Less than two months after Chris Shepherd closed his signature restaurant, Underbelly, the chef relocated as promised and reconfigured the restaurant into UB Preserv. "We opened UB Preserv to preserve what we started at Underbelly, but we're taking it even further," the team's website explains. They're serving crispy pork ribs with fermented black bean mole, Vietnamese short rib fajitas and a dish cheekily named Yes, an Avocado Toast.


The majority of the leadership team behind this Sawyer Yards restaurant is female, including pastry chef Dory Fung, who oversees options like wild strawberries with meringue, miso and black pepper, and a Frubix Cube, or a puzzling assortment of fresh fruit. Before you get to dessert, try the braised lamb neck, seafood charcuterie board or Gulf oysters.


Empire Kitchen & Cocktails

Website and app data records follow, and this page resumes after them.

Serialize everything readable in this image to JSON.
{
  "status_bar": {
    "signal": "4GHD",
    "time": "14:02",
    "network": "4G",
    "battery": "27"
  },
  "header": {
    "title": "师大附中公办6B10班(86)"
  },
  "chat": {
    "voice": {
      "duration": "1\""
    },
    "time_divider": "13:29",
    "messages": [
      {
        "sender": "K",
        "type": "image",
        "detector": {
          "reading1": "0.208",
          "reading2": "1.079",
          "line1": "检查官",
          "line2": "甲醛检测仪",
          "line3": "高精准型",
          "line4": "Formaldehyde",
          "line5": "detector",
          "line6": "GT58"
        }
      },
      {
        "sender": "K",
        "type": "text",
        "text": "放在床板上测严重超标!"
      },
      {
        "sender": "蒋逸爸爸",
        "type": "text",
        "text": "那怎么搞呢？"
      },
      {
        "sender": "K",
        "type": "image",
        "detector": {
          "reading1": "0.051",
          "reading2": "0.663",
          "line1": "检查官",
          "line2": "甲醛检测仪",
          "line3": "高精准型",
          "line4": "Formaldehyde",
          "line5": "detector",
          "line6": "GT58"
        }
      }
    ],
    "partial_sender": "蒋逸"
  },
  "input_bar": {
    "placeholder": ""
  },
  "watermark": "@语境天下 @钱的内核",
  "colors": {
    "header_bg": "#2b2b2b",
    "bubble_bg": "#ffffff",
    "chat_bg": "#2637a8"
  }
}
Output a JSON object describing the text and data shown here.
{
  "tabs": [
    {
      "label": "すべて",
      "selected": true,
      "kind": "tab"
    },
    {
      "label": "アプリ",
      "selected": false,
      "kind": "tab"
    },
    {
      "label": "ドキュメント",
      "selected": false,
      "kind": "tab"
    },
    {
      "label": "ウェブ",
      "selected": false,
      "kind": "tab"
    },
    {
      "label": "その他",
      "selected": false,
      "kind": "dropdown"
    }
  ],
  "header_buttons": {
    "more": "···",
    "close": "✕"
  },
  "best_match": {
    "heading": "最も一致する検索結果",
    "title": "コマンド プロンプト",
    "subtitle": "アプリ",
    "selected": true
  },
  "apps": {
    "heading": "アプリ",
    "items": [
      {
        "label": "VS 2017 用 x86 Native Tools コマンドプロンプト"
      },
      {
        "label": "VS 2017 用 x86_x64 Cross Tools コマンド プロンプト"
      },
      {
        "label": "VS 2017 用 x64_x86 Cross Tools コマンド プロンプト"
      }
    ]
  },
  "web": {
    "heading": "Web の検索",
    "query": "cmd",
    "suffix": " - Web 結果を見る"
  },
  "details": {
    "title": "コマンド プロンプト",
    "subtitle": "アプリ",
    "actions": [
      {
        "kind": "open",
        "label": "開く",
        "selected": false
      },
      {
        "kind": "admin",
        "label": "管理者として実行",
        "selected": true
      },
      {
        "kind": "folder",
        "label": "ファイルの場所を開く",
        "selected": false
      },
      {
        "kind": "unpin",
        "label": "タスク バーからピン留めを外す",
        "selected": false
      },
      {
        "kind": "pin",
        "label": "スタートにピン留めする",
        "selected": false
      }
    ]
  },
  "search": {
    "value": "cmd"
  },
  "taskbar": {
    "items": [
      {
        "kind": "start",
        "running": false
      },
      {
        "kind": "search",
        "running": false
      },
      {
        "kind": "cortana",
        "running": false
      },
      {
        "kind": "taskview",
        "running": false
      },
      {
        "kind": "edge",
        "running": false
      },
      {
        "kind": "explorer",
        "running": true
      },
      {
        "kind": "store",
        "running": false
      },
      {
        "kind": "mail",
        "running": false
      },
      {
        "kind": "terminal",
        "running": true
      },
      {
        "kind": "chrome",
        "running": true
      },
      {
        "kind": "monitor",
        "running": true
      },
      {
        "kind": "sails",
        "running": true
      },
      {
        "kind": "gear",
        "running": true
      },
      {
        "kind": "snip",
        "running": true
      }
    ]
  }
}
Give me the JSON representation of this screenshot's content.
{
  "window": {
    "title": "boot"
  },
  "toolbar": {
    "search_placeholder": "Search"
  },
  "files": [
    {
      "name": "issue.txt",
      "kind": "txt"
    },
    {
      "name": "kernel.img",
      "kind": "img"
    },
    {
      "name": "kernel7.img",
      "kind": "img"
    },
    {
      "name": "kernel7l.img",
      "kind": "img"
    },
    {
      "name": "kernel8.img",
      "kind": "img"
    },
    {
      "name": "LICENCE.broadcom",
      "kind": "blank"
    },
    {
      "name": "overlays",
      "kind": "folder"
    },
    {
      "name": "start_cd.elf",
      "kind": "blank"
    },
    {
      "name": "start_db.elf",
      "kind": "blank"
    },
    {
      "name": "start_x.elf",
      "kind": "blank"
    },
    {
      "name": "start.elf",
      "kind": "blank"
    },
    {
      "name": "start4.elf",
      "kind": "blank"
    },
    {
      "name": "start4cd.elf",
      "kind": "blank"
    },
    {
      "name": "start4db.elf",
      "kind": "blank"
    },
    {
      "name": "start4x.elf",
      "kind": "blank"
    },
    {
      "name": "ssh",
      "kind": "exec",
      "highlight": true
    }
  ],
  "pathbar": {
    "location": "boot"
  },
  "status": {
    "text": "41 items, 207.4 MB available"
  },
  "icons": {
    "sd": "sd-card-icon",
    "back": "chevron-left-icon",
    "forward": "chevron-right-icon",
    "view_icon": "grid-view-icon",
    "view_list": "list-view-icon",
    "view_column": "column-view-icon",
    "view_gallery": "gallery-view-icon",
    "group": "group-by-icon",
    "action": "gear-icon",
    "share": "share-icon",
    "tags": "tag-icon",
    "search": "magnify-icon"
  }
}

The patio and retractable garage-like doors at this restaurant make it an optimal spot to sit down for a summer cocktail and dinner of pappardelle with mushrooms, salmon over farro or shishito peppers with a lemony yogurt.

Devra Ferst is a food writer, editor and cooking teacher based in Brooklyn. She cares much more about babka than any one woman should. Follow her on Instagram at @dferst.

The Bari (NYC)

Herb-roasted bone marrow with kimchi and bread crumbs.

Photo: The Bari

The Bari (NYC)

The Bari's jewel box—a selection of miniature chirashi bowls. 

Photo: The Bari

Crispy milk bread-crusted ribs.

Photo: The Bari

Emma's Torch (NYC)

Emma's Torch is a restaurant that doubles as a non-profit enterprise benefitting refugees. 

Photo: Giada Randaccio Skouras Sweeny

The globally inspired menu is described as "new American cuisine—prepared by our new American students."

Photo: Giada Randaccio Skouras Sweeny

Sour Duck Market (Austin, TX)

A selection of pastries from Sour Duck Market.

Photo: Richard Casteel

Sour Duck Market (Austin, TX)

Sour Duck Market's citrus tart.

Photo: Richard Casteel

UB Preserv (Houston, TX)

Earlier this month, Shepherd propped open the doors of Underbelly's fittingly named sequel, UB Preserv.

Photo: Julie Soefer

UB Preserv (Houston, TX)

The menu reflects Houston's cultural and culinary diversity, seen in this whole chicken stuffed with sticky rice and Chinese sausage.

Photo: Julie Soefer